No bull: This event needs to end


Jesus Diges / EFE / Zuma Press / TNS

Several runners, or mozos, are chased by bulls, from El Tajo y la Reina ranch, on July 8, 2015, in Pamplona, northern Spain.

Britni Petitt, Photo Editor

The second week of July, every year, over a million people fill the streets of Pamplona, Spain for the San Fermin festival and running of the bull. The festival hasn’t always been this large but was brought to international attention by Ernest Hemingway in the late 1920’s with his book, The Sun Also Rises. Bull runs gained more participants in the 70’s when women were allowed to compete for the first time.  While many flocked to participate in or to watch the bull runs, others criticized various things including, the treatment of the animals, danger involved with the runs, and multiple allegations of sexual harassment.

In recent years, to deal with the allegations, police presence has been increased and more security cameras have been put up to monitor crowds. The use of non-slip chemicals and other safety measures were protested by runners, despite 35 people being injured this year alone and 16 deaths reported since 1910. There are requirements to compete in the runs including that participants must be 18 years old and sober.

Most bans on lethal bull runs have been overturned by different courts, including the Supreme Court as the runs themselves are protected as cultural heritage under the Spanish Constitution.

After 1591, the townspeople of Pamplona moved the San Fermin festival from autumn to summer. This worked out well since it coincided with a large trade fair. For farmers to get their bulls to the bull ring, they would herd them through town. To make the process faster, many would try to excite them and run with them. It’s not certain when others began joining the runs, but it’s grown to now having hundreds of people competing. Many similar festivals around Spain now include bull runs, including Toro de la Vega in Tordesillas.

Shockingly, when Tordesillas local council wanted to change a sentence in a law passed by Castilla y León regional High Court that outlawed Toro de la Vega and the death of bulls in fiestas, the Supreme Court upheld it. It’s considered the first victory for animal’s rights activists who seek to end the practice.

Victory aside, Pamplona is the largest bull run in the nation.
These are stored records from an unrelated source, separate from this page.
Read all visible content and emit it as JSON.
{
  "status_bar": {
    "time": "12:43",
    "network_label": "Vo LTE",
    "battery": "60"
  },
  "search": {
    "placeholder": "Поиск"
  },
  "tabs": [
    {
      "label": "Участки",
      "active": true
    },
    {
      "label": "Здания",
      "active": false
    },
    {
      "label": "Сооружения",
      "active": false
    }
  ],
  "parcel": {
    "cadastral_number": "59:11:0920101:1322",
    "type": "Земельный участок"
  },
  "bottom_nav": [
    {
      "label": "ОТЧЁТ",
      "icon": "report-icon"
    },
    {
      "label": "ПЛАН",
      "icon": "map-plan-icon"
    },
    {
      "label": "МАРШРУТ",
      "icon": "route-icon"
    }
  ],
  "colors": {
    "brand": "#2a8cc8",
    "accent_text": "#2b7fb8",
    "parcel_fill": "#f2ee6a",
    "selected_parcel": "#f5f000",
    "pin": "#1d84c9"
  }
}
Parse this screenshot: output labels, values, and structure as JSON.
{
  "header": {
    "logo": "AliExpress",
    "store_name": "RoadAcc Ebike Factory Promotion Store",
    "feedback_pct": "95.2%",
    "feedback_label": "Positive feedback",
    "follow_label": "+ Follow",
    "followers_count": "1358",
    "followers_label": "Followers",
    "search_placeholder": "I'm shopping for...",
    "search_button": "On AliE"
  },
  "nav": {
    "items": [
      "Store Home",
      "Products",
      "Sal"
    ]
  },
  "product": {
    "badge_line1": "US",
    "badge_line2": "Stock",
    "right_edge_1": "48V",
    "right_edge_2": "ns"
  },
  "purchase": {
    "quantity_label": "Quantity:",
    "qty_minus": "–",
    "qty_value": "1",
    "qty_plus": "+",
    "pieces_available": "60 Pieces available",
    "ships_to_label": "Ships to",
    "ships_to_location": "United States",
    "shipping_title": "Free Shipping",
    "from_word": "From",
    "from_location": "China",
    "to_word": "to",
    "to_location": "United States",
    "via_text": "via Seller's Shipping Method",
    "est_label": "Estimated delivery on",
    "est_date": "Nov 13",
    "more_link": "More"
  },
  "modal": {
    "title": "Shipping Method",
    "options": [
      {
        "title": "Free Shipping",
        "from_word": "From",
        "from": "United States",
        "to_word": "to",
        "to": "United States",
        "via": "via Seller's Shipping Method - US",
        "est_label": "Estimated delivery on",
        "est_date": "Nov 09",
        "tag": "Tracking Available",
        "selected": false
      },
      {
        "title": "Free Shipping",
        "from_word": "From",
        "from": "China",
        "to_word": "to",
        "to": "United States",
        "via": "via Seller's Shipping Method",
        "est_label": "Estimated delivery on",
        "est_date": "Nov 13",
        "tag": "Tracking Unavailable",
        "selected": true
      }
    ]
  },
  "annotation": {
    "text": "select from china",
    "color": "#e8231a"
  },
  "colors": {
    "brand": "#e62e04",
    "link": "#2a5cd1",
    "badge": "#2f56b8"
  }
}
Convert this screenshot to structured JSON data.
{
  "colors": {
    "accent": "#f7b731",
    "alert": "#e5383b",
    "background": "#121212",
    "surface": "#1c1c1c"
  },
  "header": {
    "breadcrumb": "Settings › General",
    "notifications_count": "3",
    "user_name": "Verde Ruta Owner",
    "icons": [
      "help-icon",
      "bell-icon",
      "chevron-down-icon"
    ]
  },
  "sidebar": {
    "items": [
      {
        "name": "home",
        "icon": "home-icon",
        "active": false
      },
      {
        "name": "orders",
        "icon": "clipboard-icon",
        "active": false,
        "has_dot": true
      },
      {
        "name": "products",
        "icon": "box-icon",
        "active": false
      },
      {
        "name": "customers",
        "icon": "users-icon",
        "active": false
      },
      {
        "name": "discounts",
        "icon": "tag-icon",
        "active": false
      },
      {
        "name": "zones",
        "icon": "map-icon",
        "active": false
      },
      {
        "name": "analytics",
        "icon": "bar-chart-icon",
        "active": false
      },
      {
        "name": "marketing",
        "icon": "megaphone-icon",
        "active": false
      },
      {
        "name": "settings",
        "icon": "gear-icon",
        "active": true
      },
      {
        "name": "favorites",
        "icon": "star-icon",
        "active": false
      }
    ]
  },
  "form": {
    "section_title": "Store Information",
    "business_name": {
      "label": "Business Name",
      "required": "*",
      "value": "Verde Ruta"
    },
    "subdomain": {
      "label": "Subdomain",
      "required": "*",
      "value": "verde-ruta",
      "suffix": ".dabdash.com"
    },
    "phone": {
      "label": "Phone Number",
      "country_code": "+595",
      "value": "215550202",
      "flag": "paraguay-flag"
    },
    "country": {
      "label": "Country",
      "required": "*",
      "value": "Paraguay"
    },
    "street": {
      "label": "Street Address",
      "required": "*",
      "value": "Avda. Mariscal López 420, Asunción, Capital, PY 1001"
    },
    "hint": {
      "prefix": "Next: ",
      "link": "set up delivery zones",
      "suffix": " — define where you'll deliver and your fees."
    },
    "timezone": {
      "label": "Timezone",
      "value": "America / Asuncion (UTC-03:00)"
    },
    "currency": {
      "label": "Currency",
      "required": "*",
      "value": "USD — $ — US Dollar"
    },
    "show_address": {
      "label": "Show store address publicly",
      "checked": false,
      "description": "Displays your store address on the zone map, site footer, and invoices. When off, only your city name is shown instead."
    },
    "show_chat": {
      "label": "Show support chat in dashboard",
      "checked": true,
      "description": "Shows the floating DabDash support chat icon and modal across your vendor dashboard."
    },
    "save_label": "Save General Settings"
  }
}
The mayor would be open to phasing out bull runs there as well, but it’s too early to tell if the court’s decision is here to stay.